[Web page and app entries]
━━━━━━━━━━

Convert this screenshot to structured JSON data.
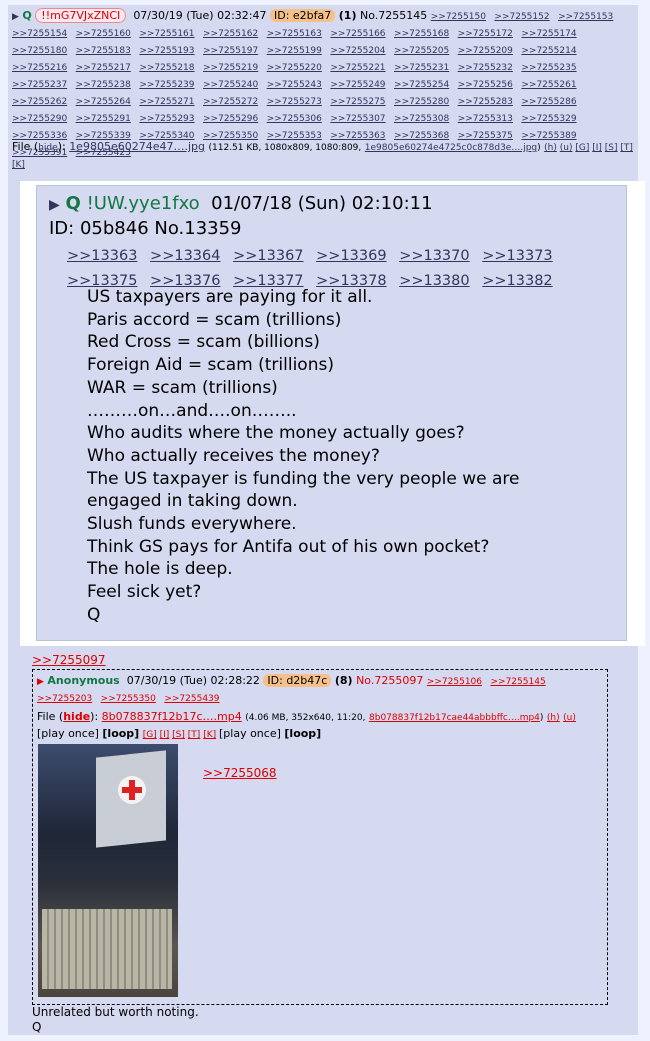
{
  "op": {
    "arrow": "▶",
    "name": "Q",
    "tripcode": "!!mG7VJxZNCI",
    "datetime": "07/30/19 (Tue) 02:32:47",
    "id_label": "ID: e2bfa7",
    "reply_count": "(1)",
    "post_no": "No.7255145",
    "backlinks": [
      ">>7255150",
      ">>7255152",
      ">>7255153",
      ">>7255154",
      ">>7255160",
      ">>7255161",
      ">>7255162",
      ">>7255163",
      ">>7255166",
      ">>7255168",
      ">>7255172",
      ">>7255174",
      ">>7255180",
      ">>7255183",
      ">>7255193",
      ">>7255197",
      ">>7255199",
      ">>7255204",
      ">>7255205",
      ">>7255209",
      ">>7255214",
      ">>7255216",
      ">>7255217",
      ">>7255218",
      ">>7255219",
      ">>7255220",
      ">>7255221",
      ">>7255231",
      ">>7255232",
      ">>7255235",
      ">>7255237",
      ">>7255238",
      ">>7255239",
      ">>7255240",
      ">>7255243",
      ">>7255249",
      ">>7255254",
      ">>7255256",
      ">>7255261",
      ">>7255262",
      ">>7255264",
      ">>7255271",
      ">>7255272",
      ">>7255273",
      ">>7255275",
      ">>7255280",
      ">>7255283",
      ">>7255286",
      ">>7255290",
      ">>7255291",
      ">>7255293",
      ">>7255296",
      ">>7255306",
      ">>7255307",
      ">>7255308",
      ">>7255313",
      ">>7255329",
      ">>7255336",
      ">>7255339",
      ">>7255340",
      ">>7255350",
      ">>7255353",
      ">>7255363",
      ">>7255368",
      ">>7255375",
      ">>7255389",
      ">>7255391",
      ">>7255423"
    ],
    "file_prefix": "File",
    "file_hide": "hide",
    "file_name": "1e9805e60274e47….jpg",
    "file_meta": "(112.51 KB, 1080x809, 1080:809,",
    "file_full": "1e9805e60274e4725c0c878d3e….jpg",
    "file_tools": [
      "(h)",
      "(u)",
      "[G]",
      "[I]",
      "[S]",
      "[T]",
      "[K]"
    ]
  },
  "image_post": {
    "arrow": "▶",
    "name": "Q",
    "trip": "!UW.yye1fxo",
    "datetime": "01/07/18 (Sun) 02:10:11",
    "id_no": "ID: 05b846 No.13359",
    "backlinks": [
      ">>13363",
      ">>13364",
      ">>13367",
      ">>13369",
      ">>13370",
      ">>13373",
      ">>13375",
      ">>13376",
      ">>13377",
      ">>13378",
      ">>13380",
      ">>13382"
    ],
    "lines": [
      "US taxpayers are paying for it all.",
      "Paris accord = scam (trillions)",
      "Red Cross = scam (billions)",
      "Foreign Aid = scam (trillions)",
      "WAR = scam (trillions)",
      "………on…and….on……..",
      "Who audits where the money actually goes?",
      "Who actually receives the money?",
      "The US taxpayer is funding the very people we are",
      "engaged in taking down.",
      "Slush funds everywhere.",
      "Think GS pays for Antifa out of his own pocket?",
      "The hole is deep.",
      "Feel sick yet?",
      "Q"
    ]
  },
  "quote_link": ">>7255097",
  "reply": {
    "arrow": "▶",
    "name": "Anonymous",
    "datetime": "07/30/19 (Tue) 02:28:22",
    "id_label": "ID: d2b47c",
    "count": "(8)",
    "post_no": "No.7255097",
    "backlinks": [
      ">>7255106",
      ">>7255145",
      ">>7255203",
      ">>7255350",
      ">>7255439"
    ],
    "file_prefix": "File",
    "file_hide": "hide",
    "file_name": "8b078837f12b17c….mp4",
    "file_meta": "(4.06 MB, 352x640, 11:20,",
    "file_full": "8b078837f12b17cae44abbbffc….mp4",
    "file_h": "(h)",
    "file_u": "(u)",
    "play_once": "[play once]",
    "loop": "[loop]",
    "tools": [
      "[G]",
      "[I]",
      "[S]",
      "[T]",
      "[K]"
    ],
    "body_link": ">>7255068"
  },
  "footer_lines": [
    "Unrelated but worth noting.",
    "Q"
  ]
}
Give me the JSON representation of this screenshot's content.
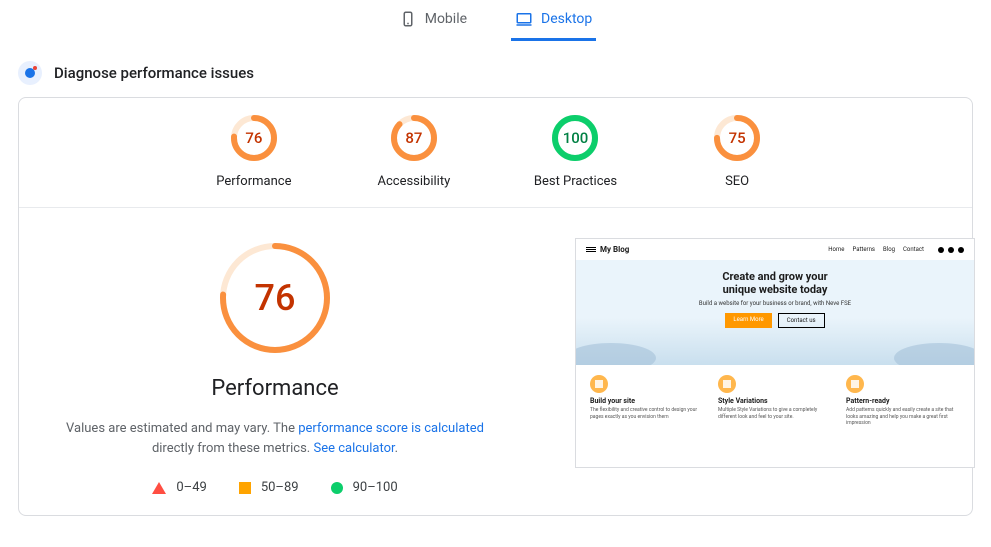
{
  "tabs": {
    "mobile": "Mobile",
    "desktop": "Desktop"
  },
  "diagnose_title": "Diagnose performance issues",
  "scores": [
    {
      "label": "Performance",
      "value": 76,
      "color": "orange"
    },
    {
      "label": "Accessibility",
      "value": 87,
      "color": "orange"
    },
    {
      "label": "Best Practices",
      "value": 100,
      "color": "green"
    },
    {
      "label": "SEO",
      "value": 75,
      "color": "orange"
    }
  ],
  "detail": {
    "score": 76,
    "title": "Performance",
    "desc_before": "Values are estimated and may vary. The ",
    "link1": "performance score is calculated",
    "desc_mid": " directly from these metrics. ",
    "link2": "See calculator",
    "desc_after": "."
  },
  "legend": {
    "bad": "0–49",
    "mid": "50–89",
    "good": "90–100"
  },
  "preview": {
    "site_name": "My Blog",
    "nav": [
      "Home",
      "Patterns",
      "Blog",
      "Contact"
    ],
    "hero_h1_line1": "Create and grow your",
    "hero_h1_line2": "unique website today",
    "hero_sub": "Build a website for your business or brand, with Neve FSE",
    "btn1": "Learn More",
    "btn2": "Contact us",
    "features": [
      {
        "title": "Build your site",
        "text": "The flexibility and creative control to design your pages exactly as you envision them"
      },
      {
        "title": "Style Variations",
        "text": "Multiple Style Variations to give a completely different look and feel to your site."
      },
      {
        "title": "Pattern-ready",
        "text": "Add patterns quickly and easily create a site that looks amazing and help you make a great first impression"
      }
    ]
  }
}
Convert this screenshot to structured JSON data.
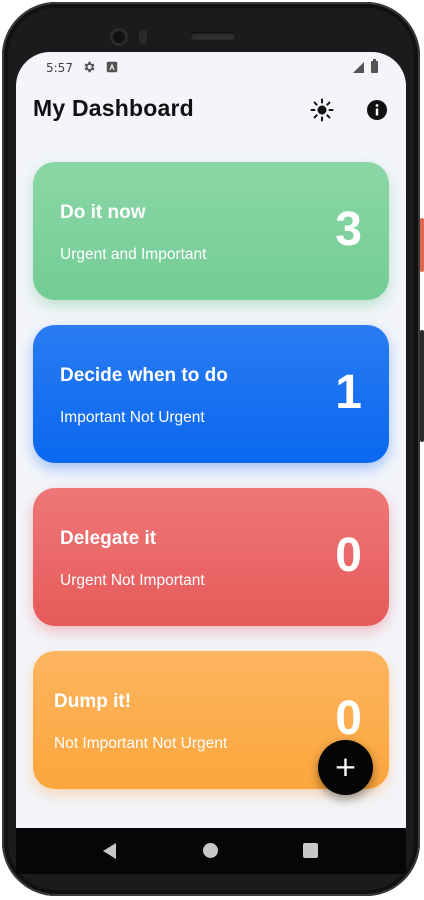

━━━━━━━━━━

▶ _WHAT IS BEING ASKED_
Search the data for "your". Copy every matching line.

▶ _RESULT OF THIS EXERCISE_
    "hero_h1_line1": "Create and grow your",
    "hero_sub": "Build a website for your business or brand, with Neve FSE",
        "title": "Build your site",
        "text": "The flexibility and creative control to design your pages exactly as you envision them"
        "text": "Multiple Style Variations to give a completely different look and feel to your site."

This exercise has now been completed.